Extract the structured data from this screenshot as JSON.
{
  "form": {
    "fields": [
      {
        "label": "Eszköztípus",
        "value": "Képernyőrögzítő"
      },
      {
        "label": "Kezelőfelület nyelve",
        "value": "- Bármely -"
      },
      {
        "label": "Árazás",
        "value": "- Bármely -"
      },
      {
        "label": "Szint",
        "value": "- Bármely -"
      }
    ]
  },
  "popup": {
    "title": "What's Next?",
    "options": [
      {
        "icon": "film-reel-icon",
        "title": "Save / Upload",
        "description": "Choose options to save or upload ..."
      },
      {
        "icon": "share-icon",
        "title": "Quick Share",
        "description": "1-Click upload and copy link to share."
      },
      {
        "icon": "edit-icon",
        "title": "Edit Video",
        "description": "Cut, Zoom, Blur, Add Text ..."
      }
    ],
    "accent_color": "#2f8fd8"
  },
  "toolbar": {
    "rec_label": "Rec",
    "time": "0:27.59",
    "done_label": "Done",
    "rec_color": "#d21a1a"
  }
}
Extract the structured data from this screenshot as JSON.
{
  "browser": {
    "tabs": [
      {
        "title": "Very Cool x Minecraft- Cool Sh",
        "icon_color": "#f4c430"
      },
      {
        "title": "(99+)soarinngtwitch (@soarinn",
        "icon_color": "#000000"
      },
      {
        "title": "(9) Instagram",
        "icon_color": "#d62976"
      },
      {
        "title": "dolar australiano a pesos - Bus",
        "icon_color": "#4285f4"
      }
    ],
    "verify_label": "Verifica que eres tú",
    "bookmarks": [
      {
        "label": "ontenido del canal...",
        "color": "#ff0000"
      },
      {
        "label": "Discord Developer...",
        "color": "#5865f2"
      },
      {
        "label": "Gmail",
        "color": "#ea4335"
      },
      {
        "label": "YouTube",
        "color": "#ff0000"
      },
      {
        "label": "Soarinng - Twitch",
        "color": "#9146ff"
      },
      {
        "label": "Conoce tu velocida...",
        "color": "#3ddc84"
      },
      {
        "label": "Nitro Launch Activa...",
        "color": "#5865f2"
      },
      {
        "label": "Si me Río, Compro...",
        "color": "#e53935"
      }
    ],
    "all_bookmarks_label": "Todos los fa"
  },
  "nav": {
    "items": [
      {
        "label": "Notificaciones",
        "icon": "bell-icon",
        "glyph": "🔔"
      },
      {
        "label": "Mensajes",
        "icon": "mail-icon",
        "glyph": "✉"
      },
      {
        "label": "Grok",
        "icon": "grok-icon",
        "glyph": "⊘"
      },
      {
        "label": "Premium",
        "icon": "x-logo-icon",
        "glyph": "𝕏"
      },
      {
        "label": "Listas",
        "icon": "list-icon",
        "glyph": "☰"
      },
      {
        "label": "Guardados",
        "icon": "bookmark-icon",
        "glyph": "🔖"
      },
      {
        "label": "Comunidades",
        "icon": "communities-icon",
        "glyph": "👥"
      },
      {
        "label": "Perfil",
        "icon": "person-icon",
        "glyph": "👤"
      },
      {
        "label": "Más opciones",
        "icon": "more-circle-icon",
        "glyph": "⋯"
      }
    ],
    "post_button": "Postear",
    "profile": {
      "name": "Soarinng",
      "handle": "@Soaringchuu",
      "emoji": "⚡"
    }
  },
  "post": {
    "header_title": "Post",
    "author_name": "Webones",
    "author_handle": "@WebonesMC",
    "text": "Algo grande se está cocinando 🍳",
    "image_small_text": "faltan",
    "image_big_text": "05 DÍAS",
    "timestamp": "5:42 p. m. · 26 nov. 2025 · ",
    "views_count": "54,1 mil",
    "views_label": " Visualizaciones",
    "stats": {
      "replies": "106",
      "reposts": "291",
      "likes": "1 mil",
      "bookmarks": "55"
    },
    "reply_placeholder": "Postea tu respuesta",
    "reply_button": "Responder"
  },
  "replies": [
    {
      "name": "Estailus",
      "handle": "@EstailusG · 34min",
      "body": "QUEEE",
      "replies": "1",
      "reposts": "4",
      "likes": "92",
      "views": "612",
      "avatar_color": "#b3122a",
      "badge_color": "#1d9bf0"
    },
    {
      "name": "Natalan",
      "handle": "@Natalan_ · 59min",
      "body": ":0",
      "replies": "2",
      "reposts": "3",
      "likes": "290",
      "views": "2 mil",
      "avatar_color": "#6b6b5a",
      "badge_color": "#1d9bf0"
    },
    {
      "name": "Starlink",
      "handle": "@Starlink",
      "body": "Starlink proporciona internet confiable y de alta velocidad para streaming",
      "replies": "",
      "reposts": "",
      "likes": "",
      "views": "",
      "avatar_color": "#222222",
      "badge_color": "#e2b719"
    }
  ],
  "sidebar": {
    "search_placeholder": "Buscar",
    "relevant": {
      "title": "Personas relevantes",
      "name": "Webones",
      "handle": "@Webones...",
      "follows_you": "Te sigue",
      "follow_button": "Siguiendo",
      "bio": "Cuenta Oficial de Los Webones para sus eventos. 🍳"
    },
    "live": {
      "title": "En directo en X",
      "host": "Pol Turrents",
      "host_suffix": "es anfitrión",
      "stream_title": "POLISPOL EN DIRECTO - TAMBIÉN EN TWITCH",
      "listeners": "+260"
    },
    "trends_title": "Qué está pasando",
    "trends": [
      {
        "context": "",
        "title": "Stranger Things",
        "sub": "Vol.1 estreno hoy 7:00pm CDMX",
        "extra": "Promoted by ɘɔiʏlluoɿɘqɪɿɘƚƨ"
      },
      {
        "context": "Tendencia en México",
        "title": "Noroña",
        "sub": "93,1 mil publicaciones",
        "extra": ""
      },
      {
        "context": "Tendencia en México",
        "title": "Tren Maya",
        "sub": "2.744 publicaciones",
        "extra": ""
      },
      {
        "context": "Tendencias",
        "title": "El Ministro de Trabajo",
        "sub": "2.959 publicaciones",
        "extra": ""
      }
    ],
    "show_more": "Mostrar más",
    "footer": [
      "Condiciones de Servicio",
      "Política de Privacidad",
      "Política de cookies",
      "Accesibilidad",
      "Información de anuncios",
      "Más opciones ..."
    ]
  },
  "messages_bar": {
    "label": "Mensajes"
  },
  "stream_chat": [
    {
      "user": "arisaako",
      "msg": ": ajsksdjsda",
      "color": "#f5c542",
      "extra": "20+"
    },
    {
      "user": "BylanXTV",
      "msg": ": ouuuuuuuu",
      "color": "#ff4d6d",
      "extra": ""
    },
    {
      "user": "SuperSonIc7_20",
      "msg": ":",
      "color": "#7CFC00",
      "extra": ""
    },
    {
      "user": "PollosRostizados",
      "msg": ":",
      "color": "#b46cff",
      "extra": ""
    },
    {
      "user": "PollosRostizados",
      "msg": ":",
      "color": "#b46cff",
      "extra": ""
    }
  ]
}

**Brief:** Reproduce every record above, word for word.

**Result for this task:**
Extract the structured data from this screenshot as JSON.
{
  "form": {
    "fields": [
      {
        "label": "Eszköztípus",
        "value": "Képernyőrögzítő"
      },
      {
        "label": "Kezelőfelület nyelve",
        "value": "- Bármely -"
      },
      {
        "label": "Árazás",
        "value": "- Bármely -"
      },
      {
        "label": "Szint",
        "value": "- Bármely -"
      }
    ]
  },
  "popup": {
    "title": "What's Next?",
    "options": [
      {
        "icon": "film-reel-icon",
        "title": "Save / Upload",
        "description": "Choose options to save or upload ..."
      },
      {
        "icon": "share-icon",
        "title": "Quick Share",
        "description": "1-Click upload and copy link to share."
      },
      {
        "icon": "edit-icon",
        "title": "Edit Video",
        "description": "Cut, Zoom, Blur, Add Text ..."
      }
    ],
    "accent_color": "#2f8fd8"
  },
  "toolbar": {
    "rec_label": "Rec",
    "time": "0:27.59",
    "done_label": "Done",
    "rec_color": "#d21a1a"
  }
}
Extract the structured data from this screenshot as JSON.
{
  "browser": {
    "tabs": [
      {
        "title": "Very Cool x Minecraft- Cool Sh",
        "icon_color": "#f4c430"
      },
      {
        "title": "(99+)soarinngtwitch (@soarinn",
        "icon_color": "#000000"
      },
      {
        "title": "(9) Instagram",
        "icon_color": "#d62976"
      },
      {
        "title": "dolar australiano a pesos - Bus",
        "icon_color": "#4285f4"
      }
    ],
    "verify_label": "Verifica que eres tú",
    "bookmarks": [
      {
        "label": "ontenido del canal...",
        "color": "#ff0000"
      },
      {
        "label": "Discord Developer...",
        "color": "#5865f2"
      },
      {
        "label": "Gmail",
        "color": "#ea4335"
      },
      {
        "label": "YouTube",
        "color": "#ff0000"
      },
      {
        "label": "Soarinng - Twitch",
        "color": "#9146ff"
      },
      {
        "label": "Conoce tu velocida...",
        "color": "#3ddc84"
      },
      {
        "label": "Nitro Launch Activa...",
        "color": "#5865f2"
      },
      {
        "label": "Si me Río, Compro...",
        "color": "#e53935"
      }
    ],
    "all_bookmarks_label": "Todos los fa"
  },
  "nav": {
    "items": [
      {
        "label": "Notificaciones",
        "icon": "bell-icon",
        "glyph": "🔔"
      },
      {
        "label": "Mensajes",
        "icon": "mail-icon",
        "glyph": "✉"
      },
      {
        "label": "Grok",
        "icon": "grok-icon",
        "glyph": "⊘"
      },
      {
        "label": "Premium",
        "icon": "x-logo-icon",
        "glyph": "𝕏"
      },
      {
        "label": "Listas",
        "icon": "list-icon",
        "glyph": "☰"
      },
      {
        "label": "Guardados",
        "icon": "bookmark-icon",
        "glyph": "🔖"
      },
      {
        "label": "Comunidades",
        "icon": "communities-icon",
        "glyph": "👥"
      },
      {
        "label": "Perfil",
        "icon": "person-icon",
        "glyph": "👤"
      },
      {
        "label": "Más opciones",
        "icon": "more-circle-icon",
        "glyph": "⋯"
      }
    ],
    "post_button": "Postear",
    "profile": {
      "name": "Soarinng",
      "handle": "@Soaringchuu",
      "emoji": "⚡"
    }
  },
  "post": {
    "header_title": "Post",
    "author_name": "Webones",
    "author_handle": "@WebonesMC",
    "text": "Algo grande se está cocinando 🍳",
    "image_small_text": "faltan",
    "image_big_text": "05 DÍAS",
    "timestamp": "5:42 p. m. · 26 nov. 2025 · ",
    "views_count": "54,1 mil",
    "views_label": " Visualizaciones",
    "stats": {
      "replies": "106",
      "reposts": "291",
      "likes": "1 mil",
      "bookmarks": "55"
    },
    "reply_placeholder": "Postea tu respuesta",
    "reply_button": "Responder"
  },
  "replies": [
    {
      "name": "Estailus",
      "handle": "@EstailusG · 34min",
      "body": "QUEEE",
      "replies": "1",
      "reposts": "4",
      "likes": "92",
      "views": "612",
      "avatar_color": "#b3122a",
      "badge_color": "#1d9bf0"
    },
    {
      "name": "Natalan",
      "handle": "@Natalan_ · 59min",
      "body": ":0",
      "replies": "2",
      "reposts": "3",
      "likes": "290",
      "views": "2 mil",
      "avatar_color": "#6b6b5a",
      "badge_color": "#1d9bf0"
    },
    {
      "name": "Starlink",
      "handle": "@Starlink",
      "body": "Starlink proporciona internet confiable y de alta velocidad para streaming",
      "replies": "",
      "reposts": "",
      "likes": "",
      "views": "",
      "avatar_color": "#222222",
      "badge_color": "#e2b719"
    }
  ],
  "sidebar": {
    "search_placeholder": "Buscar",
    "relevant": {
      "title": "Personas relevantes",
      "name": "Webones",
      "handle": "@Webones...",
      "follows_you": "Te sigue",
      "follow_button": "Siguiendo",
      "bio": "Cuenta Oficial de Los Webones para sus eventos. 🍳"
    },
    "live": {
      "title": "En directo en X",
      "host": "Pol Turrents",
      "host_suffix": "es anfitrión",
      "stream_title": "POLISPOL EN DIRECTO - TAMBIÉN EN TWITCH",
      "listeners": "+260"
    },
    "trends_title": "Qué está pasando",
    "trends": [
      {
        "context": "",
        "title": "Stranger Things",
        "sub": "Vol.1 estreno hoy 7:00pm CDMX",
        "extra": "Promoted by ɘɔiʏlluoɿɘqɪɿɘƚƨ"
      },
      {
        "context": "Tendencia en México",
        "title": "Noroña",
        "sub": "93,1 mil publicaciones",
        "extra": ""
      },
      {
        "context": "Tendencia en México",
        "title": "Tren Maya",
        "sub": "2.744 publicaciones",
        "extra": ""
      },
      {
        "context": "Tendencias",
        "title": "El Ministro de Trabajo",
        "sub": "2.959 publicaciones",
        "extra": ""
      }
    ],
    "show_more": "Mostrar más",
    "footer": [
      "Condiciones de Servicio",
      "Política de Privacidad",
      "Política de cookies",
      "Accesibilidad",
      "Información de anuncios",
      "Más opciones ..."
    ]
  },
  "messages_bar": {
    "label": "Mensajes"
  },
  "stream_chat": [
    {
      "user": "arisaako",
      "msg": ": ajsksdjsda",
      "color": "#f5c542",
      "extra": "20+"
    },
    {
      "user": "BylanXTV",
      "msg": ": ouuuuuuuu",
      "color": "#ff4d6d",
      "extra": ""
    },
    {
      "user": "SuperSonIc7_20",
      "msg": ":",
      "color": "#7CFC00",
      "extra": ""
    },
    {
      "user": "PollosRostizados",
      "msg": ":",
      "color": "#b46cff",
      "extra": ""
    },
    {
      "user": "PollosRostizados",
      "msg": ":",
      "color": "#b46cff",
      "extra": ""
    }
  ]
}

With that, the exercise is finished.